--- START ---

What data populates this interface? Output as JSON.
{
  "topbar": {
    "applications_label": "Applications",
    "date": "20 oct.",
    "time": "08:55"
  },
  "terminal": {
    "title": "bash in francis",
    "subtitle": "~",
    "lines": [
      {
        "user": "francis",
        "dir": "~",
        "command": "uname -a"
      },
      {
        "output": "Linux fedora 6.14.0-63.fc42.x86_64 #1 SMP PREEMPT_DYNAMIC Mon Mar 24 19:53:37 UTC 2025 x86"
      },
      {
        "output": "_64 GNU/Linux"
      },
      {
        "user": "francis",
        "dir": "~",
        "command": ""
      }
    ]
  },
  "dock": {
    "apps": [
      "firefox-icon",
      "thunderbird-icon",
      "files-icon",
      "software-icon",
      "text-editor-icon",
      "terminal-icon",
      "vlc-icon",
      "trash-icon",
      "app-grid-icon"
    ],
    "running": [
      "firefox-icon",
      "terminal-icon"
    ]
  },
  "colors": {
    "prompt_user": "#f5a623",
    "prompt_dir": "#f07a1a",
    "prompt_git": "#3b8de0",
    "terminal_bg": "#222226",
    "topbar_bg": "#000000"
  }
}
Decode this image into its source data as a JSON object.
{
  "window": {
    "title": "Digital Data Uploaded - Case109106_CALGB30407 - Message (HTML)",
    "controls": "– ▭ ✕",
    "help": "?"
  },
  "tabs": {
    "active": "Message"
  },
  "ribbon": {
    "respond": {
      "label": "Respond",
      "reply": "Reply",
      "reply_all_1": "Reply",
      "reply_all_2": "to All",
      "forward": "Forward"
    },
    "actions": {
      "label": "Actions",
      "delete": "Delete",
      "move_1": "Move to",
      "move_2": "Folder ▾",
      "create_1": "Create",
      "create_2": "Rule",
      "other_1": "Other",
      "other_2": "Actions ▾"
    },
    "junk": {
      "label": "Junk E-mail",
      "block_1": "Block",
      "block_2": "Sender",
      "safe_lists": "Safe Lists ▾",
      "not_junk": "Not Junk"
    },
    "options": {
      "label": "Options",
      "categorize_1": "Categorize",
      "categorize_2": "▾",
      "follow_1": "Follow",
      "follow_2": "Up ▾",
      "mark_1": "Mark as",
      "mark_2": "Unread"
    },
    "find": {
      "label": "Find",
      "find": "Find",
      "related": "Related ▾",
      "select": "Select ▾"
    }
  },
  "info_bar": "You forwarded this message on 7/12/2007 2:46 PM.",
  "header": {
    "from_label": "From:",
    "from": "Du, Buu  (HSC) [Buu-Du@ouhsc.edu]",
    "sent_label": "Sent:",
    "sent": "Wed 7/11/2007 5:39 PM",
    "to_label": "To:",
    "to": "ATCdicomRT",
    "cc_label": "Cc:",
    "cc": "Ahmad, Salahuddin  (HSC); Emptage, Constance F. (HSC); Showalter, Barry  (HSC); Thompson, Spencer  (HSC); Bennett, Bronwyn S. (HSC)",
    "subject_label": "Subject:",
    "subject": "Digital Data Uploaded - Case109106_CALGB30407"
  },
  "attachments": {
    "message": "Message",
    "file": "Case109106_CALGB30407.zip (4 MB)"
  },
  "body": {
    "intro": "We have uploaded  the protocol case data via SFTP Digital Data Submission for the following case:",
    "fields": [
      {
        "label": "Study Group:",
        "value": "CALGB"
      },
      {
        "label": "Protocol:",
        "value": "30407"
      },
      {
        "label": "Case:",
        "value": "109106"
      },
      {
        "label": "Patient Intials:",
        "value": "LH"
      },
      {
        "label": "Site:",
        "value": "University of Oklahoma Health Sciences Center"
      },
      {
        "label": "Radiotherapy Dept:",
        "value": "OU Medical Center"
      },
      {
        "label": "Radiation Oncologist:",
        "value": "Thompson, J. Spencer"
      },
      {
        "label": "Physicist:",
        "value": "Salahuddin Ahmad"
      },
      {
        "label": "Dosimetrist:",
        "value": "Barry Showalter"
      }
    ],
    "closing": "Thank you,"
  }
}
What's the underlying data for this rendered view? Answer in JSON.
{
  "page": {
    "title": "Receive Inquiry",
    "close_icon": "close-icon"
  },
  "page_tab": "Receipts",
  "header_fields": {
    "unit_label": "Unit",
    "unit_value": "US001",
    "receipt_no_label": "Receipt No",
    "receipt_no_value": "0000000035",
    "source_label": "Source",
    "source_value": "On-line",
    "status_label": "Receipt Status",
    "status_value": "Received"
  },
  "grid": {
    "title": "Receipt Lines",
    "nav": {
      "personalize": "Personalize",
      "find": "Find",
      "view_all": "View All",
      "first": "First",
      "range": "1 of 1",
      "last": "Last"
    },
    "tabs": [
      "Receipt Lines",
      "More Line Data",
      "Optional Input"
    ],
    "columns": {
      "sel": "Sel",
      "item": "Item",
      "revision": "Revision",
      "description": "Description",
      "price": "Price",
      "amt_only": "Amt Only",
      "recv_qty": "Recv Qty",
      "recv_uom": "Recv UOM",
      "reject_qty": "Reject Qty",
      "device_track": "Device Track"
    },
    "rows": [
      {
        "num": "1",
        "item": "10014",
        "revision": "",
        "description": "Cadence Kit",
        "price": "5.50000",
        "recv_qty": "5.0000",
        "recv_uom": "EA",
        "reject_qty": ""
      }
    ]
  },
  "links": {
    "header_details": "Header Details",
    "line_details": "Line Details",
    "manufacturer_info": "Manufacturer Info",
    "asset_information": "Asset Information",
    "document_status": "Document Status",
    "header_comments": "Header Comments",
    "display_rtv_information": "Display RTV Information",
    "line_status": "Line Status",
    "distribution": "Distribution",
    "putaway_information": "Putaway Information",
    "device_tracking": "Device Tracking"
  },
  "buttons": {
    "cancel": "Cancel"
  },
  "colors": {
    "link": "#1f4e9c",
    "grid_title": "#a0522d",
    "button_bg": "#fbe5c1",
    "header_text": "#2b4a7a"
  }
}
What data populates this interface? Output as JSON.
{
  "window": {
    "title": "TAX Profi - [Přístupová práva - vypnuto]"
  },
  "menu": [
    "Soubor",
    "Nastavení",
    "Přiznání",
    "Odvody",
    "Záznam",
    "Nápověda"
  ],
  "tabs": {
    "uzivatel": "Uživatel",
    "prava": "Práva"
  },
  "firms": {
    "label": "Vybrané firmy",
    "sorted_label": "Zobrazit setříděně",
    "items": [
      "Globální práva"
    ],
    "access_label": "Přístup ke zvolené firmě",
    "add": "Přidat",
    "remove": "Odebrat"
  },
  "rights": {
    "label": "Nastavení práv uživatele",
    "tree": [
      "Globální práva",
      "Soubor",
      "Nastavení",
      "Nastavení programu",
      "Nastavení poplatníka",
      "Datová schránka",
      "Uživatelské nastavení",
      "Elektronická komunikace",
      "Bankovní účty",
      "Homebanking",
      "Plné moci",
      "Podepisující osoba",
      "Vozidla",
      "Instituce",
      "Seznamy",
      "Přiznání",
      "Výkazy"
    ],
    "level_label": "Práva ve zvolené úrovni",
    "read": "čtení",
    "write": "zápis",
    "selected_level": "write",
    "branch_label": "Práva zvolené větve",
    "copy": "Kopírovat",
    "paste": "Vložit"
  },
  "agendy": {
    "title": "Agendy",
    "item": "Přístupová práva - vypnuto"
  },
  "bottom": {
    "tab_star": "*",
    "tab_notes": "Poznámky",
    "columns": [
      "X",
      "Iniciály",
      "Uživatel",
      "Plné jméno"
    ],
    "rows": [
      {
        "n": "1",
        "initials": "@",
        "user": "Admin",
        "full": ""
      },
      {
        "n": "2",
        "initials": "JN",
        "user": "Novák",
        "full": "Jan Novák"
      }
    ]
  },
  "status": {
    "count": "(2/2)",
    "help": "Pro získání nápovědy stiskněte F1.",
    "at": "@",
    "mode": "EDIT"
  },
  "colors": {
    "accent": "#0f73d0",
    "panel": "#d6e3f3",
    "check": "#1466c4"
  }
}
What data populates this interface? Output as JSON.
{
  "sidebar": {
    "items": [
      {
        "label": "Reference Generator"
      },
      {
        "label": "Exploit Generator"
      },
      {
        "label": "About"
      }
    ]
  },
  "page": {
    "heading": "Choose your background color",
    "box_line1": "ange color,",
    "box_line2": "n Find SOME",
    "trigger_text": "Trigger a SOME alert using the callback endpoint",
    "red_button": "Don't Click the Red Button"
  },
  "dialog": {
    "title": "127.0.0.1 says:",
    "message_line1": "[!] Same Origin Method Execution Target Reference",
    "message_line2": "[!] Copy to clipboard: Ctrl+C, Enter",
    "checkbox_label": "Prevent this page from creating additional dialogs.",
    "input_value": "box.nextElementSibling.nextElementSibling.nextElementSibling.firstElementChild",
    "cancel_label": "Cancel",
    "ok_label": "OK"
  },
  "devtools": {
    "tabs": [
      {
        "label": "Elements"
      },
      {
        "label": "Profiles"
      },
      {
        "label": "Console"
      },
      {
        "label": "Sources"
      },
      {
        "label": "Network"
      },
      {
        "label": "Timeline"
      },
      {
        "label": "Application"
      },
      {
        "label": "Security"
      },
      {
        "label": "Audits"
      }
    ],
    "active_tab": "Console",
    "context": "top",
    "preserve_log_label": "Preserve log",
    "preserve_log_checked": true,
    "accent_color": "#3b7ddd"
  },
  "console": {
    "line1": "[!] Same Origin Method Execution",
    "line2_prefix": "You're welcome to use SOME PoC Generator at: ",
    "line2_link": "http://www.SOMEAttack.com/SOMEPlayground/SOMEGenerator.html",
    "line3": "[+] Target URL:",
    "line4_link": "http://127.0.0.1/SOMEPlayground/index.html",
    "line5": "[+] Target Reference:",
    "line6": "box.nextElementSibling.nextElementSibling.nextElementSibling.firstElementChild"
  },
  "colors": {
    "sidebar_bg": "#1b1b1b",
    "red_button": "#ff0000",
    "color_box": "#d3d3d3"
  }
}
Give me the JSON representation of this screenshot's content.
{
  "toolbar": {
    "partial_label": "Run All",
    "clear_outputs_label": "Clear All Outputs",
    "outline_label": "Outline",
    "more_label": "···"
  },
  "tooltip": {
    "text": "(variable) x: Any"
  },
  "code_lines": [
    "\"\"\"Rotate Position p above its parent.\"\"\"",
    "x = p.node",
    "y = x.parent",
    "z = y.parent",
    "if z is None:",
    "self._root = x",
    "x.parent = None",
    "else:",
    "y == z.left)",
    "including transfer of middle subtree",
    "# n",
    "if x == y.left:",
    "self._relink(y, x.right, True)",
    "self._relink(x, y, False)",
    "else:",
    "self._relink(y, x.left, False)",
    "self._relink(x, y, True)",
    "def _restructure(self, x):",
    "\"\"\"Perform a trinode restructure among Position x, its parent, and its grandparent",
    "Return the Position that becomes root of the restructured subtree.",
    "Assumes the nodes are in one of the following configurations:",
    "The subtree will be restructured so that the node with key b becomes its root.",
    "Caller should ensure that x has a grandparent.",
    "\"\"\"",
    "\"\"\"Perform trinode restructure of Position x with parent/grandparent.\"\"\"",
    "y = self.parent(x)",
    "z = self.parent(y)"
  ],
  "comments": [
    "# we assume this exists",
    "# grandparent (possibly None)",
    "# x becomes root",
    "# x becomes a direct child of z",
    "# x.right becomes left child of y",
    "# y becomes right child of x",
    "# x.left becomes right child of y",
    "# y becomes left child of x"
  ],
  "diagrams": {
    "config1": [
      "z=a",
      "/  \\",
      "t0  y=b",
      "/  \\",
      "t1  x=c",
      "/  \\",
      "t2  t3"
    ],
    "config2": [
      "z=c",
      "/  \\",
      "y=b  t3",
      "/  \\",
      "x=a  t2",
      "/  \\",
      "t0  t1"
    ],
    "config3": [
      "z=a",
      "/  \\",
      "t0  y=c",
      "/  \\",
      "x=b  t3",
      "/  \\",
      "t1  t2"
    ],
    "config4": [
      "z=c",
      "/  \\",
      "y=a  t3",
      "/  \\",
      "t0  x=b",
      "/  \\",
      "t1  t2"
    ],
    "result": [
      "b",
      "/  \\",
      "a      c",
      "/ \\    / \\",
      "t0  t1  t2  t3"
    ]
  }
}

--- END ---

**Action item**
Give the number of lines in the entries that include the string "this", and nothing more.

**Output**
9